Managements of Access and Diamond banks last week made frantic efforts to calm worried investors, who were rattled by the news of the planned merger of the two banks. A meeting was called by the management of the two banks last week to explain to stakeholders preparations so far on the merger plan.
The stakeholders concern were heightened by the huge non-performing loans of Diamond Bank, the ability of the merger to squeeze value and guarantee competitive returns on equity (ROE) and the fact that the management of the two banks had begun the merger arrangements before informing critical stakeholders.
On the concern that both banks had started an integration process before the court ordered meeting of their existing shareholders, management of both banks said that formal integration had not commenced, that what had been started was the planning for integration, which is a step required to ensure the success of the merger process expected to commence technically in April 2019.
The ongoing engagements between both banks, their managements said, was to ensure that when merger approvals were finally obtained from shareholders, the institutions would have a ready plan and schedule in place to reduce merger friction and protect the quality of customer service delivery.
On the huge non-performing loan profile of Diamond Bank and its implications for the profitability and stability of the new prospective bank, both bank managements emphasised that though the burden of Diamond Bank’s large non-performing loans would increase the NPL ratio of the new entity, the challenge would only be temporary, as aggressive recovery exercises were ongoing and adequate provisions were being made for a certain amount of loan write-offs against recent earnings.
Access Bank’s recent NPL was 4.7 per cent, compared to the statutory maximum of five per cent while Diamond Bank’s NPL was 40 per cent. The combined entity is expected to have an NPL of 14.1 per cent or about times the CBN required maximum rate.
On investors concerned about the ability of the merger to squeeze value and guarantee competitive returns on equity (ROE), the two banks noted that even though both banks would be presenting separate audited accounts for 2018, the books look good and should be strong post-merger.
The banks are banking on an assumed N62 billion synergy saving on the revenue side. About N40.9bn will come from extended product offering; N8.4bn from expanded digital channels; N6.7bn from the extension of market share in corporate and retail banking markets; N6.2bn to be earned from Treasury sales and expansion of digital channels .
On the expenditure side, the managers of the two banks believe that savings of N88.1bn would be made. While N40.5bn or about half of the savings is expected to come from procurement and facility management, N21bn will come from cost of funds reduction through lower deposit pricing. Another N12.6bn will come from IT integration; N13.5bn from branch consolidation and another N500 million would be squeezed from the integration of support functions.
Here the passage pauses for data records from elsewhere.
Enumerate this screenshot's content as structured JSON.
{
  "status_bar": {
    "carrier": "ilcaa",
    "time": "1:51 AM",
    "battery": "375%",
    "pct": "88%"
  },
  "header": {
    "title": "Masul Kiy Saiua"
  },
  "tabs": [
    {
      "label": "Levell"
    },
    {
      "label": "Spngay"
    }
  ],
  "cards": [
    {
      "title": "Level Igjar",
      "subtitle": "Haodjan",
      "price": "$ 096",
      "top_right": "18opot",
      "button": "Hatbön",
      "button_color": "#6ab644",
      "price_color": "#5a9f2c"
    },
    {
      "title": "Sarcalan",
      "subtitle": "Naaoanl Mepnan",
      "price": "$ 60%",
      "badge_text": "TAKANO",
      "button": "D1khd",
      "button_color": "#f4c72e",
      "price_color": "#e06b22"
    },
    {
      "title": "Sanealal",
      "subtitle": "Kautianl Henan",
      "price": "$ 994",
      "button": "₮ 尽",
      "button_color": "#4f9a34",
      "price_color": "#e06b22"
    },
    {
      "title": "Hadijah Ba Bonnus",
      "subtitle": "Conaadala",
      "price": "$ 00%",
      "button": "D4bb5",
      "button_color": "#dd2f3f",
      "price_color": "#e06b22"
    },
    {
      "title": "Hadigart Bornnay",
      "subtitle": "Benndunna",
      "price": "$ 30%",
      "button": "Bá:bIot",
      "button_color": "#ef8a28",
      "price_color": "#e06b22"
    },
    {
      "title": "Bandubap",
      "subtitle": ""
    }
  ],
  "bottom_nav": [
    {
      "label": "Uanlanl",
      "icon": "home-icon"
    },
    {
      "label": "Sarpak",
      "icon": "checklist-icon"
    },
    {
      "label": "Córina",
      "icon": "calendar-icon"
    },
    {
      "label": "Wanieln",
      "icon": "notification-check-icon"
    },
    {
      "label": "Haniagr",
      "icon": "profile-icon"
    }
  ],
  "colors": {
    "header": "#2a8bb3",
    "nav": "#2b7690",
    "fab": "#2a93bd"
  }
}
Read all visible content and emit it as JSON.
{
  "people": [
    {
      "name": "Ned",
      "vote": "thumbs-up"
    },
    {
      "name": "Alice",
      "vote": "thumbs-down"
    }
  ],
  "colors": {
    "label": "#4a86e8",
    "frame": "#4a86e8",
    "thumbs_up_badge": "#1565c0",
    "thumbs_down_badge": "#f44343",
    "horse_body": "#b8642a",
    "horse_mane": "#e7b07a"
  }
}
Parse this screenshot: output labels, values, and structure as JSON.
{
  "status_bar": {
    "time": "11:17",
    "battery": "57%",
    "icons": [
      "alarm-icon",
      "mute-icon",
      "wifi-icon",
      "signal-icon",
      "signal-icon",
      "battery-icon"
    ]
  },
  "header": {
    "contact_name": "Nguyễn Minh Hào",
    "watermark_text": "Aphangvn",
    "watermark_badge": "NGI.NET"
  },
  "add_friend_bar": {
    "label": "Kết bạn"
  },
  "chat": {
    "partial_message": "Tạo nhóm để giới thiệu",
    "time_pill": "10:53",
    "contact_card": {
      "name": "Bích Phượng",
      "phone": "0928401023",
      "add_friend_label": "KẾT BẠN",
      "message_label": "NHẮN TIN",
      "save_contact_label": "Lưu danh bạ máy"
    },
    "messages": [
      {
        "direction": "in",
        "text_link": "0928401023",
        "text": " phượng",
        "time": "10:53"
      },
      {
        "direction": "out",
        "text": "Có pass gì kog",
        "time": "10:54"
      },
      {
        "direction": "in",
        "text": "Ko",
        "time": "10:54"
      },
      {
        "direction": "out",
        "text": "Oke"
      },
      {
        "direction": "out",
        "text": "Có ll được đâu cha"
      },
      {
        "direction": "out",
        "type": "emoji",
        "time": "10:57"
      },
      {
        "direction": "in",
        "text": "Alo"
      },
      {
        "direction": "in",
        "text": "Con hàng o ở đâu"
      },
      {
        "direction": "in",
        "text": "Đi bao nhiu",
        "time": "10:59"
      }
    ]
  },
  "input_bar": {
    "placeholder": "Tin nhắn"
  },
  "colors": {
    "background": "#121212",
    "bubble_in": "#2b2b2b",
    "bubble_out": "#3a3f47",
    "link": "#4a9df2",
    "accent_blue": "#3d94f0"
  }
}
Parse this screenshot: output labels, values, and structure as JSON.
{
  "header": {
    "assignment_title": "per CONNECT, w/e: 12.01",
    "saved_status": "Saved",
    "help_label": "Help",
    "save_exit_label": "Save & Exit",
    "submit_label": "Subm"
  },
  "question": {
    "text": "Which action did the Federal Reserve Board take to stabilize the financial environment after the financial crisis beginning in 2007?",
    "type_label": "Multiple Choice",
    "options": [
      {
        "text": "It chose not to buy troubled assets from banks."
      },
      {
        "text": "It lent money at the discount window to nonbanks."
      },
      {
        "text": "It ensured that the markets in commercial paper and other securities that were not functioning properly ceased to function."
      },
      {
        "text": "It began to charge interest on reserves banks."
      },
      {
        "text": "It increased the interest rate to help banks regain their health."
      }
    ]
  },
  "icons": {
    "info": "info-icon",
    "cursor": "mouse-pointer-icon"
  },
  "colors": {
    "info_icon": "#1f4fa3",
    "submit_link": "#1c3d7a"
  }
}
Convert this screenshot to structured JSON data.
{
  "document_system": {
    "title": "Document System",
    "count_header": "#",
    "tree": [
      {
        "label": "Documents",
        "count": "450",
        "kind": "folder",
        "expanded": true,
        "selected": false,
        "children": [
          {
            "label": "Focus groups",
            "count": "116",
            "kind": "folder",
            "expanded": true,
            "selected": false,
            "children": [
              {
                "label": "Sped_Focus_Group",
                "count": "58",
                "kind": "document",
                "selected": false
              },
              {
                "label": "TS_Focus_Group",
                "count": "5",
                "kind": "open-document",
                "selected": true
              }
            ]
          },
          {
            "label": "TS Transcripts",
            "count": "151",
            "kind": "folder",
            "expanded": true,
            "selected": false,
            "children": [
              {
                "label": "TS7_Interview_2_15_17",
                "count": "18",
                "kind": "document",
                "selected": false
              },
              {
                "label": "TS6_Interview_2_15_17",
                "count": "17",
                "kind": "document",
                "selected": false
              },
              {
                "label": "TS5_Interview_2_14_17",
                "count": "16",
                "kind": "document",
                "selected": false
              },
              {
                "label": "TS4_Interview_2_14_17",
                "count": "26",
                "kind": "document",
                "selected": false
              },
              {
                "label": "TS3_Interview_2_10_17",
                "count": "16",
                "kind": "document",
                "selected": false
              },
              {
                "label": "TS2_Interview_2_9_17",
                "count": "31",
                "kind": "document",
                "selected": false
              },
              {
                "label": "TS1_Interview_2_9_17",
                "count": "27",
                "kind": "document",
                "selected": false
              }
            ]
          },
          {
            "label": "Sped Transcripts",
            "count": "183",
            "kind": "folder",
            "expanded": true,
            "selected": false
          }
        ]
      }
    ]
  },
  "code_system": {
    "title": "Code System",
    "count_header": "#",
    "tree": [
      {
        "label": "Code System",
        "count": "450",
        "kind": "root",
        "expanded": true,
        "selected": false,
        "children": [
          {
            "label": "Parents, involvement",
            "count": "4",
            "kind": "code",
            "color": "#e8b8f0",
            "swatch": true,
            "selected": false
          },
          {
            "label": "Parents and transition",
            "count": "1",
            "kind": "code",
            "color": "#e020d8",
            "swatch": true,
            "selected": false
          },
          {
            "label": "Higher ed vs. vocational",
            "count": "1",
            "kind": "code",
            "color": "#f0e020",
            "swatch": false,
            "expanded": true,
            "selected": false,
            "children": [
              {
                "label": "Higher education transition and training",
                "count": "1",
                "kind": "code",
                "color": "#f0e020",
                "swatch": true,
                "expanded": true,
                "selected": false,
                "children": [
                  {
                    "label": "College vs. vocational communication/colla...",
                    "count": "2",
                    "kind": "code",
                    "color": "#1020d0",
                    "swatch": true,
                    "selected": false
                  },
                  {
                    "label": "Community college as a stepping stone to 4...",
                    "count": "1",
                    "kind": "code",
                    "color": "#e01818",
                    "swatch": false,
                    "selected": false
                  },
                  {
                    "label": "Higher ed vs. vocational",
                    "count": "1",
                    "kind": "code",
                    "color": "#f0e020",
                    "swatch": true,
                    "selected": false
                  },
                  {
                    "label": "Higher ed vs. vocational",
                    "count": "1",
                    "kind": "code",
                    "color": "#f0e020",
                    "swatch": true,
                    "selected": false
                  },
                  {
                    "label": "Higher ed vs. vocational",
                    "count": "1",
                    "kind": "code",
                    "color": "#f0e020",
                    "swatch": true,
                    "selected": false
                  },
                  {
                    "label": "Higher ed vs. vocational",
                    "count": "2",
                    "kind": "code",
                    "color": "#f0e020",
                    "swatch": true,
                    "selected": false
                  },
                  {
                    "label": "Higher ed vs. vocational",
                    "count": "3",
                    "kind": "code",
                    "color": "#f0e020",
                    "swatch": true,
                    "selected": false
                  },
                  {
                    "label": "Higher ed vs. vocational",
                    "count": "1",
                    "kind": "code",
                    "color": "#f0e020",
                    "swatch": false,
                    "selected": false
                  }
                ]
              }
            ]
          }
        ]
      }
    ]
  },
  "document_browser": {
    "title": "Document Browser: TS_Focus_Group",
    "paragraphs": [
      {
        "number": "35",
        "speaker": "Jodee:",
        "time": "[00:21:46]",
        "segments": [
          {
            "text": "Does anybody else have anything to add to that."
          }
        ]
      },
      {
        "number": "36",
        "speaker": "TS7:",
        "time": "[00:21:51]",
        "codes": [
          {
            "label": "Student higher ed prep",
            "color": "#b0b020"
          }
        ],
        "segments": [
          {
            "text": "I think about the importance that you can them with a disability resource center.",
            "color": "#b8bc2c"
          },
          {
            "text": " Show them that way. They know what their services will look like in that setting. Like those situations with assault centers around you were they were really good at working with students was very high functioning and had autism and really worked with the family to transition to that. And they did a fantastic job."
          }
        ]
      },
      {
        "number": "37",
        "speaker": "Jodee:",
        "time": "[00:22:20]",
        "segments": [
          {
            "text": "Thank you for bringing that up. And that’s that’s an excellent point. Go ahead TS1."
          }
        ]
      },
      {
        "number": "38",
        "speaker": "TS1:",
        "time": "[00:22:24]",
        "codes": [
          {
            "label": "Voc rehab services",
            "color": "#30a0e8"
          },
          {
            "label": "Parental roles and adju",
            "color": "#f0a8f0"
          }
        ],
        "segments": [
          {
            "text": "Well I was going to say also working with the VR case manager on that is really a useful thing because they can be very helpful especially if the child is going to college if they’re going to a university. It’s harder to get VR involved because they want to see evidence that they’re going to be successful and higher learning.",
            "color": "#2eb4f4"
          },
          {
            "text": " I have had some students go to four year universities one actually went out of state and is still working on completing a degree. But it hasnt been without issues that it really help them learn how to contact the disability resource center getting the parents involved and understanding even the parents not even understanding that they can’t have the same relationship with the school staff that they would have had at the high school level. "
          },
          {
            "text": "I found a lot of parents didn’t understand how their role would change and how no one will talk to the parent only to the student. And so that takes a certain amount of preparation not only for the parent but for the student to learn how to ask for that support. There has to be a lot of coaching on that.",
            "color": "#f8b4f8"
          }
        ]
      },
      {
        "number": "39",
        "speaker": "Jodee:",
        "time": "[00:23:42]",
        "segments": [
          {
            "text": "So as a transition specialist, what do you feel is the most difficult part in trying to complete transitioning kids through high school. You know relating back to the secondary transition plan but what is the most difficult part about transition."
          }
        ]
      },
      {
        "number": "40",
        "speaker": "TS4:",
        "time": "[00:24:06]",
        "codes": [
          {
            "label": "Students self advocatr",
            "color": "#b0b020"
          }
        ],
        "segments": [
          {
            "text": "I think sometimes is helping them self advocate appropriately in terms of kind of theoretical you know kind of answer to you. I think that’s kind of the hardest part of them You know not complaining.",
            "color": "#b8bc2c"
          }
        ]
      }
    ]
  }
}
This would bring total integration savings to N150.1bn.
The merger managers were of the opinion that going forward the savings would improve investor’s equity returns as the merger would allow for both economies of scale and of scope as fixed costs would be shared over a much larger depositor and borrower base.